## About this task
Scan the records for lines with the word "text", and copy every such line.

(Beginning of Records to process)

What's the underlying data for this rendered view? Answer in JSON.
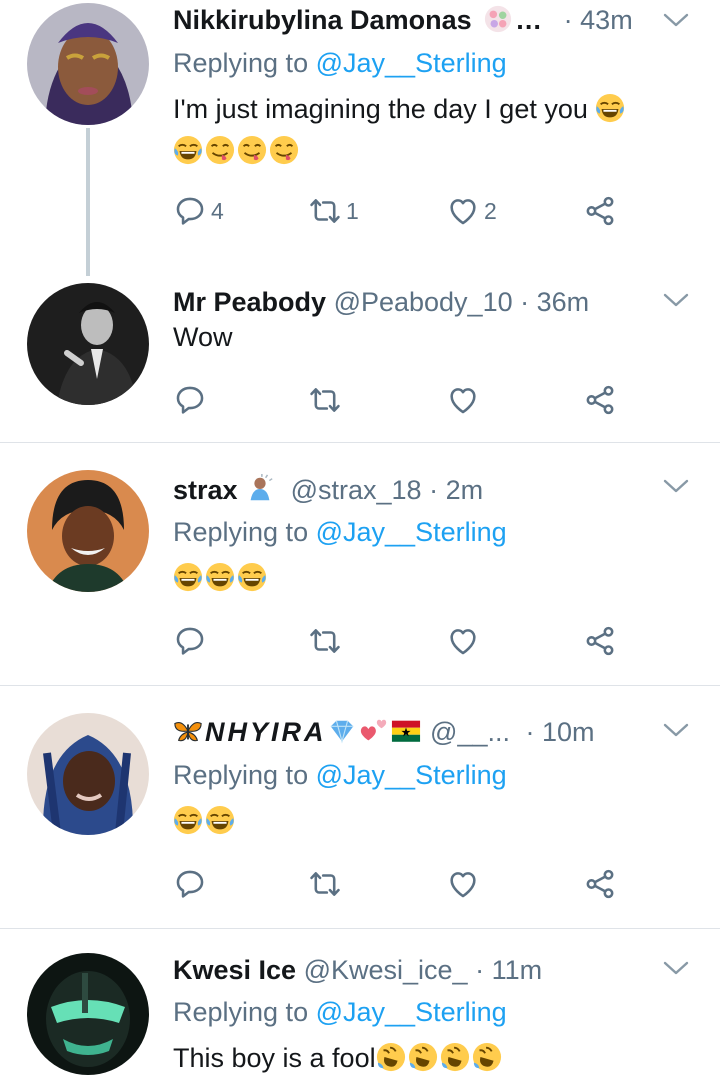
{
  "tweets": [
    {
      "name": "Nikkirubylina Damonas",
      "name_suffix": "…",
      "handle": "",
      "time": "43m",
      "replying_prefix": "Replying to",
      "replying_to": "@Jay__Sterling",
      "text": "I'm just imagining the day I get you",
      "emojis": [
        "joy-emoji",
        "yum-emoji",
        "yum-emoji",
        "yum-emoji"
      ],
      "reply_count": "4",
      "retweet_count": "1",
      "like_count": "2"
    },
    {
      "name": "Mr Peabody",
      "handle": "@Peabody_10",
      "time": "36m",
      "text": "Wow"
    },
    {
      "name": "strax",
      "handle": "@strax_18",
      "time": "2m",
      "replying_prefix": "Replying to",
      "replying_to": "@Jay__Sterling",
      "text": "",
      "emojis": [
        "joy-emoji",
        "joy-emoji",
        "joy-emoji"
      ]
    },
    {
      "name": "NHYIRA",
      "handle": "@__...",
      "time": "10m",
      "replying_prefix": "Replying to",
      "replying_to": "@Jay__Sterling",
      "text": "",
      "emojis": [
        "joy-emoji",
        "joy-emoji"
      ]
    },
    {
      "name": "Kwesi Ice",
      "handle": "@Kwesi_ice_",
      "time": "11m",
      "replying_prefix": "Replying to",
      "replying_to": "@Jay__Sterling",
      "text": "This boy is a fool",
      "emojis": [
        "rofl-emoji",
        "rofl-emoji",
        "rofl-emoji",
        "rofl-emoji"
      ]
    }
  ],
  "separator_dot": "·",
  "colors": {
    "secondary": "#5b7083",
    "link": "#1da1f2",
    "text": "#14171a",
    "divider": "#dfe3e8",
    "thread": "#c4cfd6"
  }
}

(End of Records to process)

## Answer to the exercise
      "text": "I'm just imagining the day I get you",
      "text": "Wow"
      "text": "",
      "text": "",
      "text": "This boy is a fool",
    "text": "#14171a",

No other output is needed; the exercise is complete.